  2. Tim Cain: "Later when we started making the setting, we called it Vault13. So there was a VAULT13.exe after the first Fallout when you started it. Sometime around mid-96, I remember talking with someone, I don’t remember who it was, and I said you know, if we ever make a sequel, we cannot call this game Vault 13 because what would the sequel be? Vault 13 2? Vault 14? More Vault 13? Beyond Vault 13? It was a bad name. So that’s when I said we really need to come up with something better, and I found my notes, I’m looking over here because I’m reading them. By the way, I put together all my notes on Fallout from all these disparate sources, old emails, paper notes, into one word doc and it’s already 86 pages long."

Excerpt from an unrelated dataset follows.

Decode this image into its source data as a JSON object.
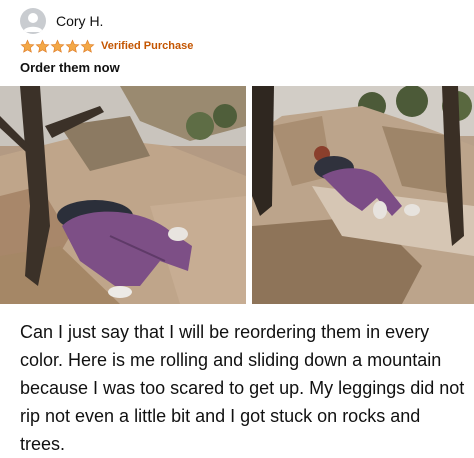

    (Tim Cain/How Fallout Got Its Name (May 2023))
  3. Tim Cain: "Anyway, I found my naming the game note, and this from June 19th, 1996. Let me read what I wrote before I start going down the list of what we named. I wrote, “This has been an exceptionally difficult time to find a name for this game that is both catchy and tells somewhat about the premise of the game, is not easy. The cool words describing a nuclear war, such as apocalypse, holocaust, armageddon, aftermath, wasteland, have either already been taken or have religious connotations we don't like” So, here’s a small list, in no particular order, that we came up with. We basically had a meeting. I asked people to come from the team, to the conference room and just throw out ideas and I will say… I said, “No idea will be critiqued,” although I may critique them now. I just wanted people to throw them out, so here they are. Alternate names for Fallout as of 96"

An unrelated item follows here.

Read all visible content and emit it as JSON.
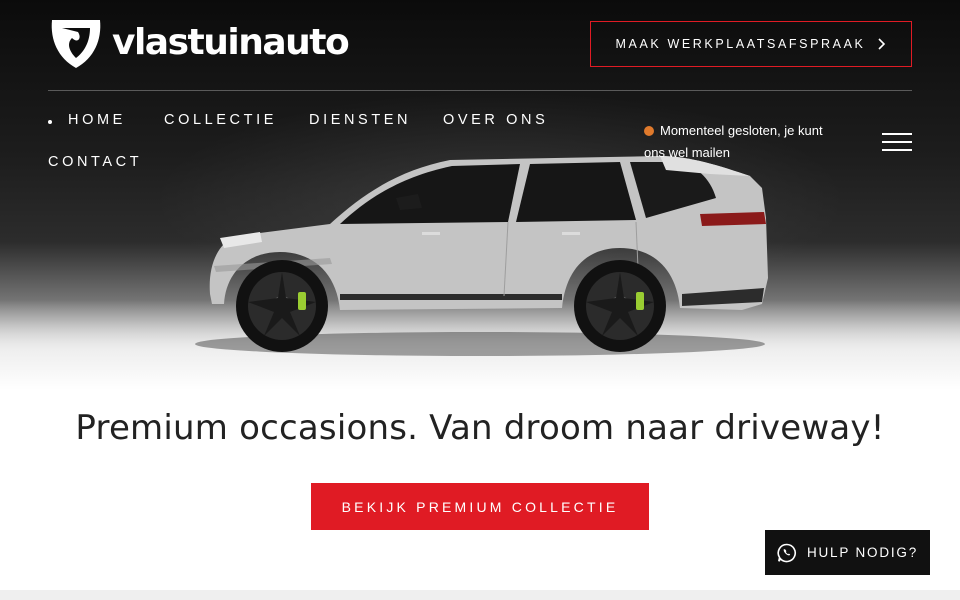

    (Tim Cain/How Fallout Got Its Name (May 2023))
  4. Tim Cain: "Okay, so I took this list, and I was thinking about it. I was also applying that, well if we do a sequel, can we have a Further into the Wasteland 2 or even more Further into the Wasteland”. Every now and then, I’d have meetings with Brian Fargo and I suggested to him what I thought were the best ones on this list. I don’t remember what those were, I didn’t write down what they were… and I don’t think I mentioned Fallout."
    (Tim Cain/How Fallout Got Its Name (May 2023))
  5. 5.0 5.1 Tim Cain: "I don’t… My programmer brain back then was like, “Fallout? There is no Fallout, it’s eighty years later, that kind of ionizing radiation has decayed.” Brian came back the next day and said, “Why don’t you just name it Fallout? It’s a great name, word, probably won’t even be shortened”. I think he underestimated people on the internet who would take Fallout and shorten it to FO to save a few letters. And I kind of didn't like it and I said, let me think about it."
    (Tim Cain/How Fallout Got Its Name (May 2023))
  6. 6.0 6.1 Tim Cain: "And sure enough, the next morning I woke up and went, “Fallout is actually a really good name.” I suggested it to the team. Boom, Everybody loved it! It was like, the number one choice, it really worked well for sequels; Fallout 2, Fallout 3, Fallout 4. I specifically did not want to call the first one, Fallout 1. I mean, it was a little bit hubris to say, okay, I'm gonna call this Fallout 1 and there will be a sequel, so we just called it Fallout. I know a lot of people these days call it Fallout 1 just to distinguish it. I just call it Fallout. To me, its just Fallout."
    (Tim Cain/How Fallout Got Its Name (May 2023))